- Governor, Minister, Representative, Brigadier General
- Place of Birth:
- Drummondtown, VA
- Date of Birth:
- December 3, 1806
- Place of Death:
- Richmond, VA
- Date of Death:
- September 12, 1876
- Place of Burial:
- Richmond, VA
- Cemetery Name:
- Hollywood Cemetery
A six-term U.S. Congressman, diplomat, governor and Confederate army officer from Virginia, Henry Alexander Wise was known for his unabashed defense of slavery and states' rights. He gained notoriety as a result of John Brown's raid on Harpers Ferry, Virginia (now West Virginia).
After practicing law in Nashville, Tennessee, Wise returned to Virginia and ran successfully for a seat in the U.S. House of Representatives in 1833 as a Jacksonian Democrat. He broke with Jackson over the re-chartering of the Second Bank of the United States, and the passage of the so-called Force Bill. Wise transferred his allegiance to the Whig Party and supported native son John Tyler for Vice President in 1840. In 1844, President Tyler appointed him Minister to Brazil, where he served until 1847.
Returning to the Democratic Party, Wise won election as Governor of Virginia in 1855, serving from 1856 to 1860. Following John Brown's unsuccessful raid on Harpers Ferry, Wise decided not to commute Brown's death sentence after having visited him in prison. With the country on the brink of civil war, Wise cajoled members of the Virginia Convention of 1861 to immediately secede. Though no longer governor, he boasted that Virginia militia units were already en route to seize the federal arsenal at Harpers Ferry, even though Convention members had yet to vote for secession.

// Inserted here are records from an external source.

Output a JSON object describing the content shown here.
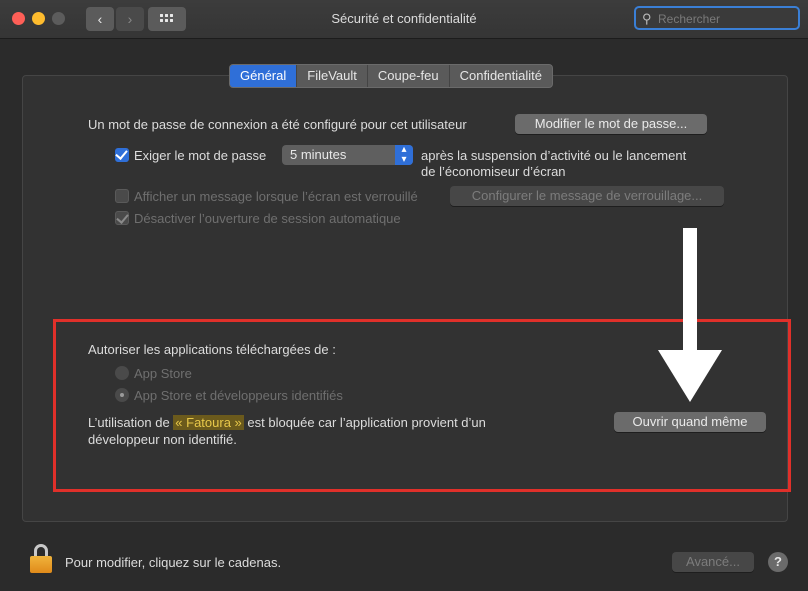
{
  "window": {
    "title": "Sécurité et confidentialité",
    "back_icon": "‹",
    "forward_icon": "›",
    "search_placeholder": "Rechercher"
  },
  "tabs": [
    {
      "label": "Général",
      "active": true
    },
    {
      "label": "FileVault",
      "active": false
    },
    {
      "label": "Coupe-feu",
      "active": false
    },
    {
      "label": "Confidentialité",
      "active": false
    }
  ],
  "general": {
    "password_text": "Un mot de passe de connexion a été configuré pour cet utilisateur",
    "change_password_button": "Modifier le mot de passe...",
    "require_password_label": "Exiger le mot de passe",
    "require_password_delay": "5 minutes",
    "after_sleep_line1": "après la suspension d’activité ou le lancement",
    "after_sleep_line2": "de l’économiseur d’écran",
    "show_message_label": "Afficher un message lorsque l’écran est verrouillé",
    "configure_message_button": "Configurer le message de verrouillage...",
    "disable_autologin_label": "Désactiver l’ouverture de session automatique"
  },
  "apps": {
    "allow_label": "Autoriser les applications téléchargées de :",
    "option_app_store": "App Store",
    "option_app_store_devs": "App Store et développeurs identifiés",
    "blocked_prefix": "L’utilisation de ",
    "blocked_app": "« Fatoura »",
    "blocked_suffix": " est bloquée car l’application provient d’un",
    "blocked_line2": "développeur non identifié.",
    "open_anyway_button": "Ouvrir quand même"
  },
  "footer": {
    "lock_text": "Pour modifier, cliquez sur le cadenas.",
    "advanced_button": "Avancé...",
    "help_label": "?"
  },
  "colors": {
    "accent": "#2f6fd8",
    "annotation_box": "#e0302a",
    "highlight_text": "#e8c84a"
  }
}
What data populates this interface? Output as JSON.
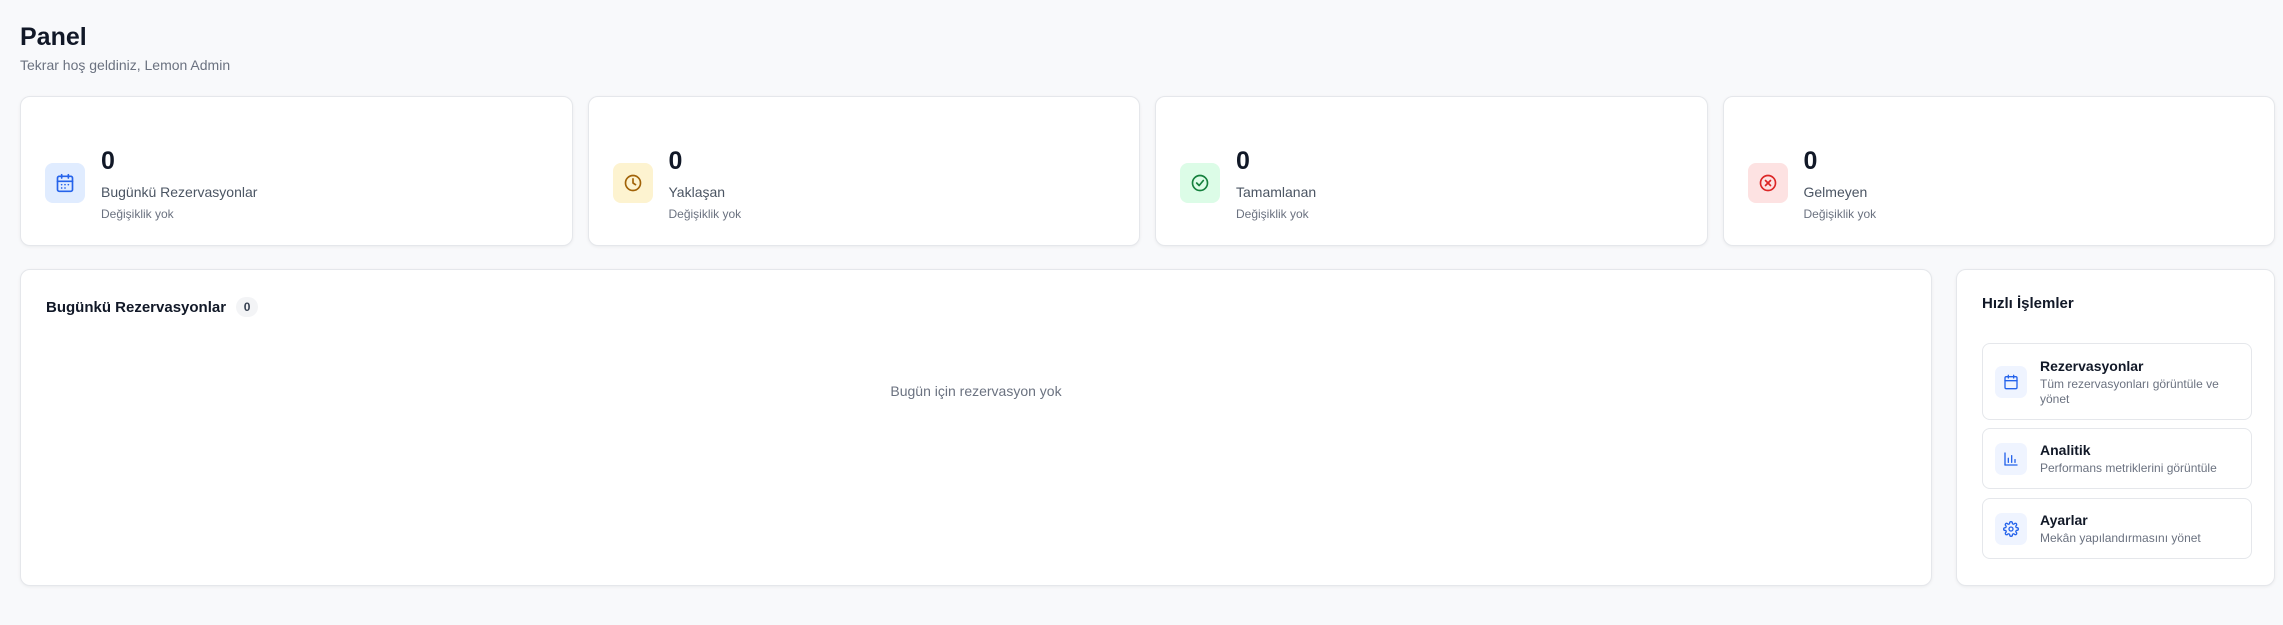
{
  "header": {
    "title": "Panel",
    "subtitle": "Tekrar hoş geldiniz, Lemon Admin"
  },
  "stats": [
    {
      "value": "0",
      "label": "Bugünkü Rezervasyonlar",
      "change": "Değişiklik yok",
      "icon": "calendar-icon",
      "bg": "#e0ecff",
      "color": "#2563eb"
    },
    {
      "value": "0",
      "label": "Yaklaşan",
      "change": "Değişiklik yok",
      "icon": "clock-icon",
      "bg": "#fdf3d0",
      "color": "#a16207"
    },
    {
      "value": "0",
      "label": "Tamamlanan",
      "change": "Değişiklik yok",
      "icon": "check-circle-icon",
      "bg": "#dcfce7",
      "color": "#15803d"
    },
    {
      "value": "0",
      "label": "Gelmeyen",
      "change": "Değişiklik yok",
      "icon": "x-circle-icon",
      "bg": "#fde2e2",
      "color": "#dc2626"
    }
  ],
  "main": {
    "title": "Bugünkü Rezervasyonlar",
    "count": "0",
    "empty_text": "Bugün için rezervasyon yok"
  },
  "quick": {
    "title": "Hızlı İşlemler",
    "items": [
      {
        "title": "Rezervasyonlar",
        "desc": "Tüm rezervasyonları görüntüle ve yönet",
        "icon": "calendar-icon"
      },
      {
        "title": "Analitik",
        "desc": "Performans metriklerini görüntüle",
        "icon": "bar-chart-icon"
      },
      {
        "title": "Ayarlar",
        "desc": "Mekân yapılandırmasını yönet",
        "icon": "gear-icon"
      }
    ]
  },
  "colors": {
    "accent": "#2563eb",
    "border": "#e5e7eb",
    "background": "#f8f9fb"
  }
}
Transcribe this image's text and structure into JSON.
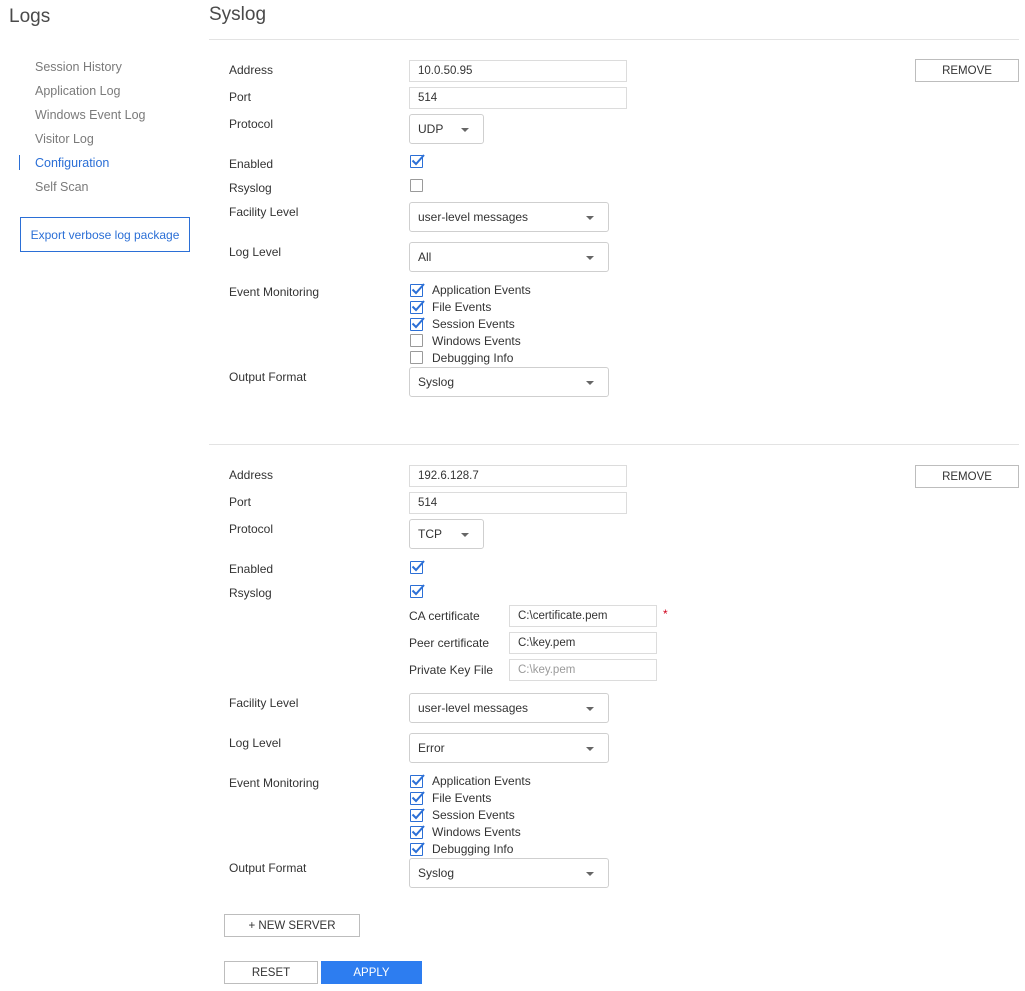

Without prior military experience, Wise joined the Confederate army at the rank of brigadier general. While his lack of experience was readily apparent in his initial battlefield commands at Kanawha Valley (1861) and Roanoke Island (1862), Wise's brigade fought well during the Petersburg and Appomattox Campaigns (1864-1865). At Appomattox Court House on April 9, 1865, he urged Lee to surrender after Confederate troops failed to break through Union lines.
After the war, Wise, unable to reclaim his plantation outside Norfolk, settled in Richmond and resumed his law practice. He served on a commission to fix the boundary line between Virginia and Maryland. In 1872, Wise published a book based on his public service, Seven Decades of the Union.